> SOURCE RECORDS:
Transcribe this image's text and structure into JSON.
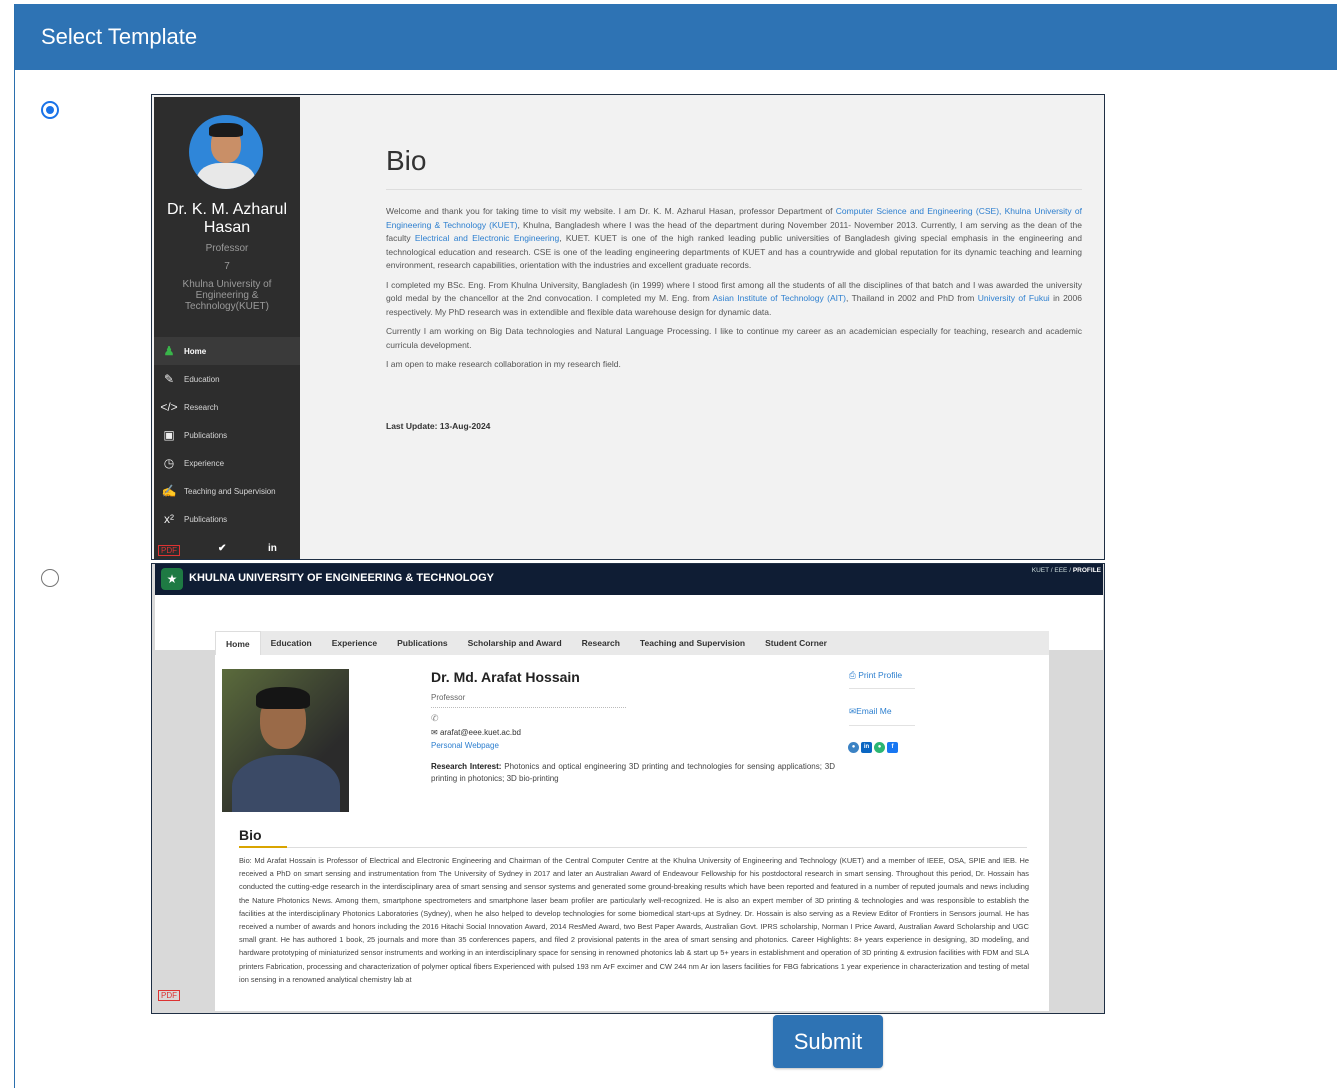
{
  "header": {
    "title": "Select Template"
  },
  "templates": [
    {
      "selected": true,
      "name": "Dr. K. M. Azharul Hasan",
      "position": "Professor",
      "number": "7",
      "institution": "Khulna University of Engineering & Technology(KUET)",
      "menu": [
        "Home",
        "Education",
        "Research",
        "Publications",
        "Experience",
        "Teaching and Supervision",
        "Publications"
      ],
      "bio_heading": "Bio",
      "bio_p1_a": "Welcome and thank you for taking time to visit my website. I am Dr. K. M. Azharul Hasan, professor Department of ",
      "bio_p1_link1": "Computer Science and Engineering (CSE), Khulna University of Engineering & Technology (KUET)",
      "bio_p1_b": ", Khulna, Bangladesh where I was the head of the department during November 2011- November 2013. Currently, I am serving as the dean of the faculty ",
      "bio_p1_link2": "Electrical and Electronic Engineering",
      "bio_p1_c": ", KUET. KUET is one of the high ranked leading public universities of Bangladesh giving special emphasis in the engineering and technological education and research. CSE is one of the leading engineering departments of KUET and has a countrywide and global reputation for its dynamic teaching and learning environment, research capabilities, orientation with the industries and excellent graduate records.",
      "bio_p2_a": "I completed my BSc. Eng. From Khulna University, Bangladesh (in 1999) where I stood first among all the students of all the disciplines of that batch and I was awarded the university gold medal by the chancellor at the 2nd convocation. I completed my M. Eng. from ",
      "bio_p2_link1": "Asian Institute of Technology (AIT)",
      "bio_p2_b": ", Thailand in 2002 and PhD from ",
      "bio_p2_link2": "University of Fukui",
      "bio_p2_c": " in 2006 respectively. My PhD research was in extendible and flexible data warehouse design for dynamic data.",
      "bio_p3": "Currently I am working on Big Data technologies and Natural Language Processing. I like to continue my career as an academician especially for teaching, research and academic curricula development.",
      "bio_p4": "I am open to make research collaboration in my research field.",
      "last_update_label": "Last Update:",
      "last_update_value": "13-Aug-2024",
      "social": [
        "✔",
        "in"
      ]
    },
    {
      "selected": false,
      "university": "KHULNA UNIVERSITY OF ENGINEERING & TECHNOLOGY",
      "breadcrumb": "KUET / EEE /",
      "breadcrumb_current": "PROFILE",
      "nav": [
        "Home",
        "Education",
        "Experience",
        "Publications",
        "Scholarship and Award",
        "Research",
        "Teaching and Supervision",
        "Student Corner"
      ],
      "name": "Dr. Md. Arafat Hossain",
      "position": "Professor",
      "email": "arafat@eee.kuet.ac.bd",
      "webpage": "Personal Webpage",
      "research_label": "Research Interest:",
      "research_text": "Photonics and optical engineering 3D printing and technologies for sensing applications; 3D printing in photonics; 3D bio-printing",
      "print_profile": "Print Profile",
      "email_me": "Email Me",
      "bio_heading": "Bio",
      "bio_text": "Bio: Md Arafat Hossain is Professor of Electrical and Electronic Engineering and Chairman of the Central Computer Centre at the Khulna University of Engineering and Technology (KUET) and a member of IEEE, OSA, SPIE and IEB. He received a PhD on smart sensing and instrumentation from The University of Sydney in 2017 and later an Australian Award of Endeavour Fellowship for his postdoctoral research in smart sensing. Throughout this period, Dr. Hossain has conducted the cutting-edge research in the interdisciplinary area of smart sensing and sensor systems and generated some ground-breaking results which have been reported and featured in a number of reputed journals and news including the Nature Photonics News. Among them, smartphone spectrometers and smartphone laser beam profiler are particularly well-recognized. He is also an expert member of 3D printing & technologies and was responsible to establish the facilities at the interdisciplinary Photonics Laboratories (Sydney), when he also helped to develop technologies for some biomedical start-ups at Sydney. Dr. Hossain is also serving as a Review Editor of Frontiers in Sensors journal. He has received a number of awards and honors including the 2016 Hitachi Social Innovation Award, 2014 ResMed Award, two Best Paper Awards, Australian Govt. IPRS scholarship, Norman I Price Award, Australian Award Scholarship and UGC small grant. He has authored 1 book, 25 journals and more than 35 conferences papers, and filed 2 provisional patents in the area of smart sensing and photonics. Career Highlights: 8+ years experience in designing, 3D modeling, and hardware prototyping of miniaturized sensor instruments and working in an interdisciplinary space for sensing in renowned photonics lab & start up 5+ years in establishment and operation of 3D printing & extrusion facilities with FDM and SLA printers Fabrication, processing and characterization of polymer optical fibers Experienced with pulsed 193 nm ArF excimer and CW 244 nm Ar ion lasers facilities for FBG fabrications 1 year experience in characterization and testing of metal ion sensing in a renowned analytical chemistry lab at"
    }
  ],
  "submit": {
    "label": "Submit"
  },
  "colors": {
    "header_bg": "#2e73b4",
    "link": "#2d7fcf",
    "radio": "#1a73e8"
  }
}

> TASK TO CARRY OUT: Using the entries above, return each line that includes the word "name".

> ANSWER SECTION:
      "name": "Dr. K. M. Azharul Hasan",
      "name": "Dr. Md. Arafat Hossain",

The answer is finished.